Earlier on in the module, I thought that the practice of students creating resources for future use, might provide a stronger learning opportunity than if using existing materials that were previously created by learners. With this in mind, and following on from an early post that I made in February entitled ‘Materials vs Activities’, and David’s response in his ‘Materials vs activities and problem-based learning’ post, the educational theory of ‘constructionism’ would appear relevant to the discussion.

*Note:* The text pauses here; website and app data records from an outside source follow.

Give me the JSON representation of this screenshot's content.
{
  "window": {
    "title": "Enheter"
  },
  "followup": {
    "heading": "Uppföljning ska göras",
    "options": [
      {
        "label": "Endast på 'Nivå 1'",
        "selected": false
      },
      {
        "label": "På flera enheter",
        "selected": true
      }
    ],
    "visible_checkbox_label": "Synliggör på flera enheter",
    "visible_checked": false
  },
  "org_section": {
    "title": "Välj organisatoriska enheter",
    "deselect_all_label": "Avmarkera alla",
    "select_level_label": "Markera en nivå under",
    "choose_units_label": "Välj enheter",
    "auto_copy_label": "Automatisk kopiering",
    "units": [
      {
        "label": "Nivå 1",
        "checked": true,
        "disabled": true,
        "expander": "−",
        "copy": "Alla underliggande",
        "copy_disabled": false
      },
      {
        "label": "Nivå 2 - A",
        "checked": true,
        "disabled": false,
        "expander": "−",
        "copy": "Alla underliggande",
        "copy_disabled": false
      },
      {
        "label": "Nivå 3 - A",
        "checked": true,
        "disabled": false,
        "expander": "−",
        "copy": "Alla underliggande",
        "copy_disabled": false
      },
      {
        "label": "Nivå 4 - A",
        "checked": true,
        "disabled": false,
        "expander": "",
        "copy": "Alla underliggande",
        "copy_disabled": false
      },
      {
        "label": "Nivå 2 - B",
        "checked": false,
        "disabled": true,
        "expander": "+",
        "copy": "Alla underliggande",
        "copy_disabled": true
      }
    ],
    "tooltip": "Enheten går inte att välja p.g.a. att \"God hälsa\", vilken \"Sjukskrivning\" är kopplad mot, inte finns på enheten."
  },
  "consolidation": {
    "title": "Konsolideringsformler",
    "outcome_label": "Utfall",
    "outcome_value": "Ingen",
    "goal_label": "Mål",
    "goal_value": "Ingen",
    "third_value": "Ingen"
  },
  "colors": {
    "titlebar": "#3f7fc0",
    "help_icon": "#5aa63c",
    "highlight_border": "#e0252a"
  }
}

In the February post, I was exploring the notion of where the distinction actually lies between materials and activities, to which fellow student Rachel Newman left the insightful comment ‘With the interaction of the student using the materials (such as putting in a voice thread to a video, picture etc), the students are using Voicethread as part of the material and interacting with it therefore the materials (or teaching aid) have become part of the activity.’ This idea that materials being made by learners through interaction become the activity is interesting, and according to constructionism, learning takes place most effectively when students are creating something tangible in the real world; and Papert & Harel (1991) suggested that constructionism could be labelled simply as ‘learning-by-making’.
Returning to my earlier point that students re-creating instead of using previously made learning materials, appears to be in line with constructionist learning theory, raises the question ‘when is it better for learners to use a student created resource of materials as opposed to re-creating them?’ It might be that this is somewhat dependent on how engaging and motivating the materials creation in each case is. For instance, students who are using Bubbler or Voicethread to create materials for FCE and CAE speaking exams practice similar to that at Splendid-Speaking.com, and that David illustrated in his ‘Approaching the same topic through different media’ post, should find the act of using these online apps highly stimulating whilst also allowing them a greater sense of autonomy and learner achievement.
Papert, S. and I, Harel. (1991) Constructionism. Ablex Publishing Corporation